- Some clients need to be blocked because they create real problems for other services. For example block clients that generate a big bunch of faulty requests. If you know the owner of that service, talk to them to resolve the problem on their side.
- Some clients cannot handle all of the new and fancy features your service provides. Use the graceful degradation pattern to gracefully reduce the features they can use. This pattern is similar to how it was in the past: when a lot of browsers were unable to show specific features which they did not support (yet). The website in charge would not fail, but the functionality was slowly degraded without a big “red flag” to the end-users.
- Clients can also cause your system to fail when they take a different route than expected. Be prepared for non-happy flows which can cause problems by including them into your integration tests. Sometimes non-happy flows can be best defined by people outside of the project since they have a fresh light on things. It’s then up to the development team to include those scenarios into their integration tests.

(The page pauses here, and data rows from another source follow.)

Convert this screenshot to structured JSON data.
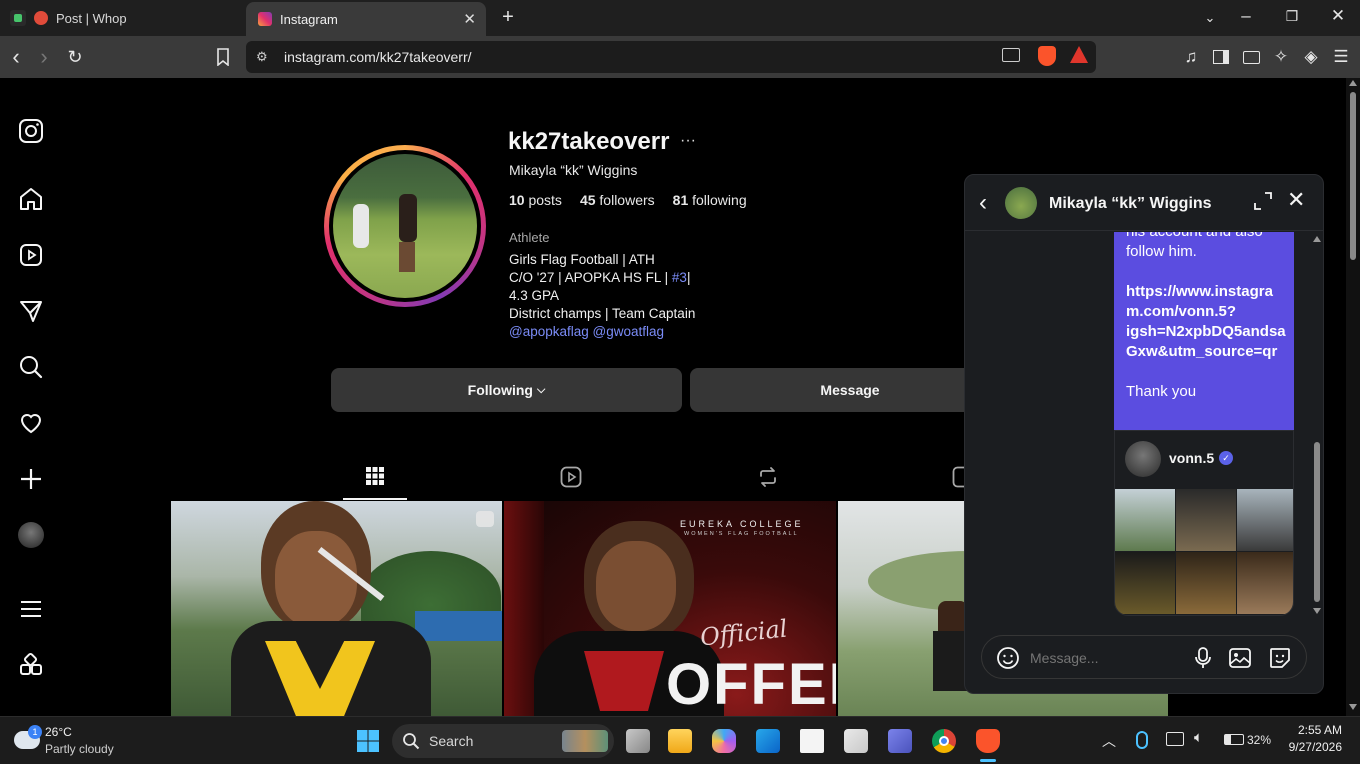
{
  "browser": {
    "tabs": [
      {
        "label": "Post | Whop",
        "active": false
      },
      {
        "label": "Instagram",
        "active": true
      }
    ],
    "url": "instagram.com/kk27takeoverr/",
    "colors": {
      "accent": "#fb542b"
    }
  },
  "profile": {
    "username": "kk27takeoverr",
    "more": "···",
    "full_name": "Mikayla “kk” Wiggins",
    "stats": {
      "posts_num": "10",
      "posts_label": "posts",
      "followers_num": "45",
      "followers_label": "followers",
      "following_num": "81",
      "following_label": "following"
    },
    "category": "Athlete",
    "bio": {
      "line1": "Girls Flag Football | ATH",
      "line2_pre": "C/O '27 | APOPKA HS FL | ",
      "line2_tag": "#3",
      "line2_post": "|",
      "line3": "4.3 GPA",
      "line4": "District champs | Team Captain",
      "mention1": "@apopkaflag",
      "mention2": "@gwoatflag"
    },
    "following_button": "Following",
    "message_button": "Message"
  },
  "posts": [
    {
      "caption": ""
    },
    {
      "overlay_title": "EUREKA COLLEGE",
      "overlay_sub": "WOMEN'S FLAG FOOTBALL",
      "script": "Official",
      "big": "OFFER"
    },
    {
      "caption": ""
    }
  ],
  "chat": {
    "title": "Mikayla “kk” Wiggins",
    "message_lines": [
      "his account and also",
      "follow him.",
      "",
      "https://www.instagra",
      "m.com/vonn.5?",
      "igsh=N2xpbDQ5andsa",
      "Gxw&utm_source=qr",
      "",
      "Thank you"
    ],
    "shared_profile": "vonn.5",
    "input_placeholder": "Message..."
  },
  "taskbar": {
    "weather_temp": "26°C",
    "weather_desc": "Partly cloudy",
    "weather_badge": "1",
    "search_label": "Search",
    "battery": "32%",
    "time": "2:55 AM",
    "date": "9/27/2026"
  }
}
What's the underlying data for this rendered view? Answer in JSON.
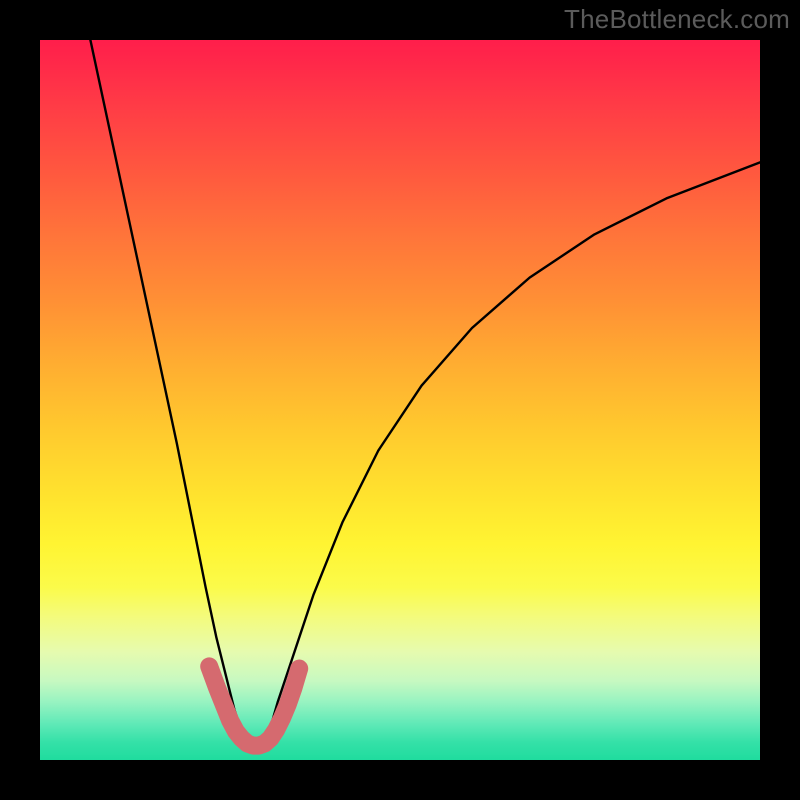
{
  "watermark": "TheBottleneck.com",
  "chart_data": {
    "type": "line",
    "title": "",
    "xlabel": "",
    "ylabel": "",
    "xlim": [
      0,
      100
    ],
    "ylim": [
      0,
      100
    ],
    "grid": false,
    "legend": false,
    "annotations": [],
    "series": [
      {
        "name": "bottleneck-curve",
        "color": "#000000",
        "x": [
          7,
          10,
          13,
          16,
          19,
          21,
          23,
          24.5,
          26,
          27,
          28,
          29,
          30,
          31,
          32,
          33,
          35,
          38,
          42,
          47,
          53,
          60,
          68,
          77,
          87,
          100
        ],
        "y": [
          100,
          86,
          72,
          58,
          44,
          34,
          24,
          17,
          11,
          7,
          4,
          2.5,
          2,
          2.5,
          4.5,
          8,
          14,
          23,
          33,
          43,
          52,
          60,
          67,
          73,
          78,
          83
        ]
      },
      {
        "name": "highlight-band",
        "color": "#d56a6f",
        "x": [
          23.5,
          24.6,
          25.6,
          26.4,
          27.2,
          28,
          28.8,
          29.6,
          30.4,
          31.2,
          32,
          32.8,
          33.6,
          34.4,
          35.2,
          36
        ],
        "y": [
          13,
          10,
          7.5,
          5.5,
          4,
          3,
          2.3,
          2,
          2,
          2.3,
          3,
          4.2,
          5.8,
          7.7,
          10,
          12.7
        ]
      }
    ],
    "gradient_background": {
      "top_color": "#ff1e4b",
      "bottom_color": "#1fdc9e",
      "description": "vertical red-orange-yellow-green heatmap gradient"
    }
  }
}
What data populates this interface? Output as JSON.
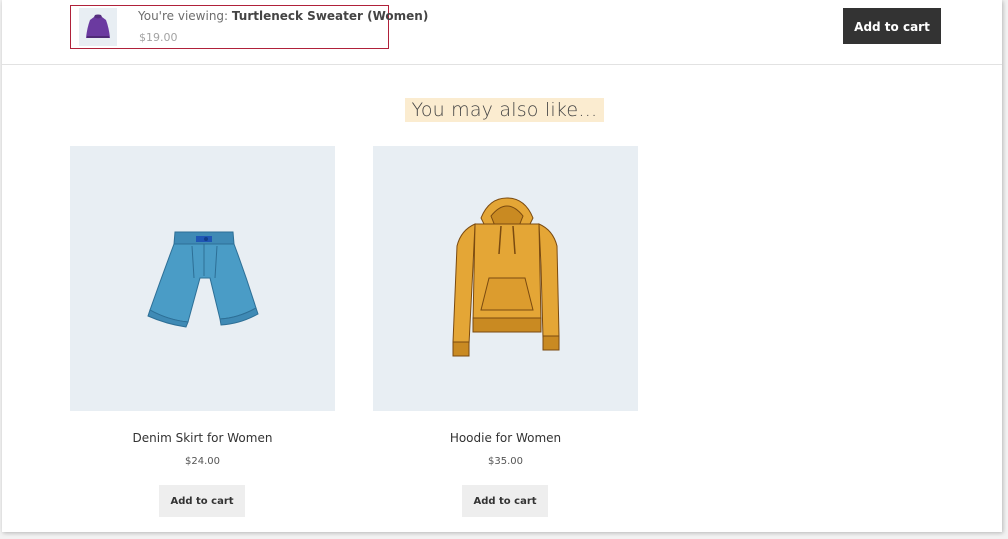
{
  "sticky_bar": {
    "viewing_prefix": "You're viewing: ",
    "product_name": "Turtleneck Sweater (Women)",
    "price": "$19.00",
    "thumbnail_icon": "purple-sweater-icon",
    "add_to_cart_label": "Add to cart"
  },
  "related": {
    "heading": "You may also like…",
    "products": [
      {
        "title": "Denim Skirt for Women",
        "price": "$24.00",
        "button_label": "Add to cart",
        "image_icon": "denim-shorts-icon",
        "color": "#4a9cc6"
      },
      {
        "title": "Hoodie for Women",
        "price": "$35.00",
        "button_label": "Add to cart",
        "image_icon": "hoodie-icon",
        "color": "#e4a636"
      }
    ]
  },
  "colors": {
    "accent_border": "#b0213a",
    "heading_highlight": "#fbecd0",
    "dark_button": "#333333",
    "image_bg": "#e8eef3"
  }
}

Introduce random failures
Perhaps one of the most disturbing tests: introduce random failures to your system. Sometimes you want to test a disaster recovery plan. You can plan all upfront or just pull the plug and see what happens. Of course, this is a very aggressive action. However, it gives you a very good practical view on how quickly you can recover from true failure and it gives you a good clue on what you need to do to limit the damage. For sure people will you will get the attention of your department if you do this without an up-front notice…
Did you already meet the chaos monkey? 😉 Netflix is famous for its initiatives on chaos engineering. In short, chaos engineering:
comprises causing deliberate faults to distributed software systems in production to test resilience in the face of turbulent or unexpected conditions.
They use a tool called “Chaos Monkey” to randomly unplug servers and other infrastructure components (in the cloud) during office hours. Engineers were given time to react and adapt their application services to this new phenomenon. Sooner rather than later this led to creating applications that were more resilient to overcome those kinds of problems. Resiliency was “build-in” in every service they build.
Another goal of chaos monkey was to minimize the “blast radius” or the impact on a service in case of an issue. In the end, downtime should be kept to a minimum since that greatly affects the customer experience.
In case you want to try out chaos engineering yourself (be very very careful and make sure your DevOps team is at a very high level of the DevOps maturity model), take a look at Gremlin.
Resilient infrastructure & applications are not created by themselves. You have to take into account the infrastructure, the application, and the client-side of things. With the tips and tricks in this article, you have a starting point to make your application more resilient and to keep your services up and running when failures occur. Good luck.